Inner Classes

Java Inner classes or also called as non-static nested class is a class that is declared inside a class or interface. Inner class is a security mechanism, as we know that we can’t define a class as private but an inner can be declared as private and thus it can access the private members of the class.

Now coming to the advantages of the nested or inner classes, there are 3 advantages of nested classes as follows:-

  • It can access all the variables and methods of the outer class including those which are defined as private.
  • It is used to logically group classes and interface in one place only hence it is used to develop more readable and maintainable code.
  • It helps in code optimization.

There are 3 types of inner classes:-

  1. Local Inner class
  2. Method local Inner class
  3. Anonymous Inner Class

LOCAL INNER CLASS:

Local Inner class or Inner class is the most basic inner class, where a class is written inside a class. Unlike outer class the inner class can have the private access modifier hence it can access all the members of outer class including those which are private. As the inner class is defined as private it cannot be accessed from an object outside the class.

Now let’s see a small example:

class Example1 {

//private variable of the outer class

private int sam= 11;

//inner class

public class Inner1{

public int getSam(){

System.out.println("This is the getsam method of the inner class");

return sam;

}

}

}

public class outer2{

public static void main(String args[]){

//Instantiating the outer class1

Example1 outer=new Example1();

//Instantiating the inner class

Example1.Inner1 inner=Example1.new Inner1();

System.out.println(inner.getSam());

}

}

In the above example, Example1 is the outer class and Inner1 is the inner class. The above example also shows how we can access a private member of a class using inner class.

METHOD LOCAL INNER CLASS:

Method local inner class is the second type of non-static inner class where we write a class inside a method. As a method local variable the life or scope of the method local class is within the method only and we can instantiate the class within the method only where it is defined.

Example:

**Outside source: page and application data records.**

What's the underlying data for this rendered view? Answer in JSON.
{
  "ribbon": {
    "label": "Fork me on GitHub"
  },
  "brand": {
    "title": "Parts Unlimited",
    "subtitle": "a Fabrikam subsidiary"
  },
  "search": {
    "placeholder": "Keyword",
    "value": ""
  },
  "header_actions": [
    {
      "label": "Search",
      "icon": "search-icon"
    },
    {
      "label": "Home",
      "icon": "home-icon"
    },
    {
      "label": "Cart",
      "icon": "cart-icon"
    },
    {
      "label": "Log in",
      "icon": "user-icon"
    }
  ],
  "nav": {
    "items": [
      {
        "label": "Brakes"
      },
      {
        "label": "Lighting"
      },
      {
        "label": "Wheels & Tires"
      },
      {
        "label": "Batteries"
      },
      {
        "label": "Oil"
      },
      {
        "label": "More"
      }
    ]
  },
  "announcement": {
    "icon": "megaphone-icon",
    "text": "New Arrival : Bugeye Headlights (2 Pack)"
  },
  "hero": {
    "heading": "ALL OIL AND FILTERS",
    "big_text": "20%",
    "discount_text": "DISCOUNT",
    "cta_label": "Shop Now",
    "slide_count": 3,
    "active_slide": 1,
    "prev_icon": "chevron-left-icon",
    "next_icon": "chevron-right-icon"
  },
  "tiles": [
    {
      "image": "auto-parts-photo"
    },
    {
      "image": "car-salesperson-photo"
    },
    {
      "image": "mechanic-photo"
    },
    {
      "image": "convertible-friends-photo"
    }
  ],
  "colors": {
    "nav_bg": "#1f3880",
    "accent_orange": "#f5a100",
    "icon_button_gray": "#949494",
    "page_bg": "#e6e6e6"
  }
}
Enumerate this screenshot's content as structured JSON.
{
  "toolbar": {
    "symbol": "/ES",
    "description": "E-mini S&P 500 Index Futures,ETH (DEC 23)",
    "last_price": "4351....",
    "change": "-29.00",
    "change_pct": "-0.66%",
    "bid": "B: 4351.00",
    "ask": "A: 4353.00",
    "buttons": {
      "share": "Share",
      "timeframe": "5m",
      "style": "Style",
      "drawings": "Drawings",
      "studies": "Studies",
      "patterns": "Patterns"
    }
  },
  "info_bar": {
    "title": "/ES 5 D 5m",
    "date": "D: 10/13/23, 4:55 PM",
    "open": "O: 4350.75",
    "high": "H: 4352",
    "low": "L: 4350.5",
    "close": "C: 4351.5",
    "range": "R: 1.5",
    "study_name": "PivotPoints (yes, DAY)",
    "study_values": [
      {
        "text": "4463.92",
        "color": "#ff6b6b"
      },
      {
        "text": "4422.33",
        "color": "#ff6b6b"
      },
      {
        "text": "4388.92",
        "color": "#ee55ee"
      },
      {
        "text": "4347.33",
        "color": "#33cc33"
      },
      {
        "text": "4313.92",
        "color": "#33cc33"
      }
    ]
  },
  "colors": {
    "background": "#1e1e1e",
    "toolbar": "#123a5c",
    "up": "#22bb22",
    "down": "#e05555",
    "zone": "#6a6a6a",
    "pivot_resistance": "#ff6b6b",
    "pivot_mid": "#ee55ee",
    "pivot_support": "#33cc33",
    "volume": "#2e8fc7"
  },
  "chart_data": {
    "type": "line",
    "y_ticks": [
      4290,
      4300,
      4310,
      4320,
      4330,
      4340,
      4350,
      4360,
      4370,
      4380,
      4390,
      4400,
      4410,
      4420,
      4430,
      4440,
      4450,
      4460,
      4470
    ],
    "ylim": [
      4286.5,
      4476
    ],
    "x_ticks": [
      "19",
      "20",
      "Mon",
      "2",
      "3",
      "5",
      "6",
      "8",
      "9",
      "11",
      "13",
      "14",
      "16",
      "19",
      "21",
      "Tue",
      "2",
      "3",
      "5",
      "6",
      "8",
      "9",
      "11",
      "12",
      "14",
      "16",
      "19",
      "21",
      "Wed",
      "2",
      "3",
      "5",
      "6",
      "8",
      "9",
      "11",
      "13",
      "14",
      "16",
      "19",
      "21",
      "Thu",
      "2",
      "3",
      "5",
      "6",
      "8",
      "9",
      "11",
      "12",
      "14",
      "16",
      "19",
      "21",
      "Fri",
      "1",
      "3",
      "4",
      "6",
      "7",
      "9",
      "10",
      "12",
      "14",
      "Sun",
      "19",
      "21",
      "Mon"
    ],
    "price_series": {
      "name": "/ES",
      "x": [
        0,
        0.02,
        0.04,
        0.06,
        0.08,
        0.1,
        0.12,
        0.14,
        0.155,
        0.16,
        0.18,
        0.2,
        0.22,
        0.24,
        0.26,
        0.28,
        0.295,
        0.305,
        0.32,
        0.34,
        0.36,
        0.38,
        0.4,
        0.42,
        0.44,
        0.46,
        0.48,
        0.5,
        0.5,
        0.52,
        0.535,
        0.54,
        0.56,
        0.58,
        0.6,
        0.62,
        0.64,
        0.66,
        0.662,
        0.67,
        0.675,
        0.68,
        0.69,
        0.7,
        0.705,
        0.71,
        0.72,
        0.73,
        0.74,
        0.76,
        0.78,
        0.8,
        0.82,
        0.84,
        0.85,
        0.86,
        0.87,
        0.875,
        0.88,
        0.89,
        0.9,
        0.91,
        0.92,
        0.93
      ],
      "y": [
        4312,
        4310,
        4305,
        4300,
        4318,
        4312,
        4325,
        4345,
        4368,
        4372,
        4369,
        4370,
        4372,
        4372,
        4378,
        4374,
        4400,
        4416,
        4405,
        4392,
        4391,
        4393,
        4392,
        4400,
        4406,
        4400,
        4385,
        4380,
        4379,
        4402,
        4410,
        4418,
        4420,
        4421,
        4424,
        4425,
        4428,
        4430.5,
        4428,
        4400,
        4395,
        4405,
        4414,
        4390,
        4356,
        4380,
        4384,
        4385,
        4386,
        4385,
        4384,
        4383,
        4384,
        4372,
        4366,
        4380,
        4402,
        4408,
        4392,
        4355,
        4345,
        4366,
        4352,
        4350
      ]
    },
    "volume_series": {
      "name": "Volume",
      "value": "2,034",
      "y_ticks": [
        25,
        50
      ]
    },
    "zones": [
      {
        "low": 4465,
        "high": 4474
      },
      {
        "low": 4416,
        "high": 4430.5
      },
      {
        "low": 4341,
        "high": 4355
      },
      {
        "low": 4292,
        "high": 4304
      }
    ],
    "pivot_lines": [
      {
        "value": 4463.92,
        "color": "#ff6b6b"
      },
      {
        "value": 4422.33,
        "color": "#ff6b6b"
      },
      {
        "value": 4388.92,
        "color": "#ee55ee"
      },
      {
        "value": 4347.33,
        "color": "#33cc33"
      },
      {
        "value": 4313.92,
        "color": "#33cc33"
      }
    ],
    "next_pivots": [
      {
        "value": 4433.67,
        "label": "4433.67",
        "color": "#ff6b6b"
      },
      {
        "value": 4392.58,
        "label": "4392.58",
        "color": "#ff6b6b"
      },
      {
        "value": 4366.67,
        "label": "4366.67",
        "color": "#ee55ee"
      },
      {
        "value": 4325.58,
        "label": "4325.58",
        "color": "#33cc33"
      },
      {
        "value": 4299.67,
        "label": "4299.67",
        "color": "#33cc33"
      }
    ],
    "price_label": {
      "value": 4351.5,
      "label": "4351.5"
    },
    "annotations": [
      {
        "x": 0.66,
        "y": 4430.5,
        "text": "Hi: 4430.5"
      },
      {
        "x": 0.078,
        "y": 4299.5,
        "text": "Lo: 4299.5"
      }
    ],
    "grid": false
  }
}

public class Example2{

//instance method of the outer class

Public void test1(){   int jordan=23;

//method-local inner class

class MLInner{

public void print(){

System.out.println("This is method inner class "+jordan);

}

}//end of inner class

//Accessing the inner class

MLInner inner=new MLInner();

inner.print();   }

public static void main(String args[]){

Example2 outer =new Example2();

outer.test1();

}}

In the above example Example2 is the outer class with MLInner is an inner class defined in its method test1().

ANONYMOUS INNER CLASS:

When an inner class is declared without a name then is called as anonymous inner class. Anonymous inner class is declared and instantiated at the same time. They are used override the method of a class or interface. We can also pass the anonymous class as an argument to the method.

An anonymous inner class cannot have explicit constructor.

A small example to show how to declare and use anonymous class to override a method and also pass the anonymous inner class as a method argument is given below.

abstract class Example3

{   public abstract void test2();

}

public class Outer_class {

public static void main(String args[]){

Example3 inner= new Example3(){

public void test2(){

System.out.println("This is an example of anonymous inner class");                    }         };

inner.test2(); }}

Other Example:

//interface

interface javatest{

String greet();

}

public class Example4 {

//method which accepts the object of interface javatest

public void displayMessage(javatest m){

System.out.println(m.greet() +", This is an example of anonymous inner class as an argument");           }

public static void main(String args[]){

//Instantiating the class

Example4 obj=new Example4();

//Passing an anonymous inner class as an argument

obj.displayMessage(new javatest(){

public String greet(){

return "Hello";

}

});

}

}

One thought on “Inner Classes”

Leave a Reply